--- START ---
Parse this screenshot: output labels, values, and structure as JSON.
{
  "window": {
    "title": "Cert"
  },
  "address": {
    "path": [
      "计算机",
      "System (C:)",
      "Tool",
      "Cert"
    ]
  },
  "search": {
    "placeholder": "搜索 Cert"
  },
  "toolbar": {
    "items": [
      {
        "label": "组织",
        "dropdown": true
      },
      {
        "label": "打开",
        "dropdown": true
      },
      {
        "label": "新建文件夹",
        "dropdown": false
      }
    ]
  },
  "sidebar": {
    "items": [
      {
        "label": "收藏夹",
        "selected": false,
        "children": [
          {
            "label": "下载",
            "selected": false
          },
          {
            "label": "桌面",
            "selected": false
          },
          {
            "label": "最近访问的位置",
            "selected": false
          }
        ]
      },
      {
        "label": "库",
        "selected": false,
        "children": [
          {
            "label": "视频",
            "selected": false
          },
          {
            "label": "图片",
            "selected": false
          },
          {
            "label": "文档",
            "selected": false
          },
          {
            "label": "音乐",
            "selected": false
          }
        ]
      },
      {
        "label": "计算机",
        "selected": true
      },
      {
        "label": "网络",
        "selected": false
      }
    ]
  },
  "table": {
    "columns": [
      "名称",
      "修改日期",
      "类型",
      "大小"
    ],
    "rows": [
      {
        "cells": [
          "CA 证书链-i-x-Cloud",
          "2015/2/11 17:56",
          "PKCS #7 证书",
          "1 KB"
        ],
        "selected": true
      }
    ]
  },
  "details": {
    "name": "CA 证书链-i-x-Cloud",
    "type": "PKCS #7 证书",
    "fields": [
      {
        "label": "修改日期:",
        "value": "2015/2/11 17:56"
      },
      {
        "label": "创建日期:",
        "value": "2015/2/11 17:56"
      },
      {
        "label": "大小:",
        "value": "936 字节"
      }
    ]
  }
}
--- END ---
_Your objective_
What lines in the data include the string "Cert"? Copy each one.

_The answer_
    "title": "Cert"
      "Cert"
    "placeholder": "搜索 Cert"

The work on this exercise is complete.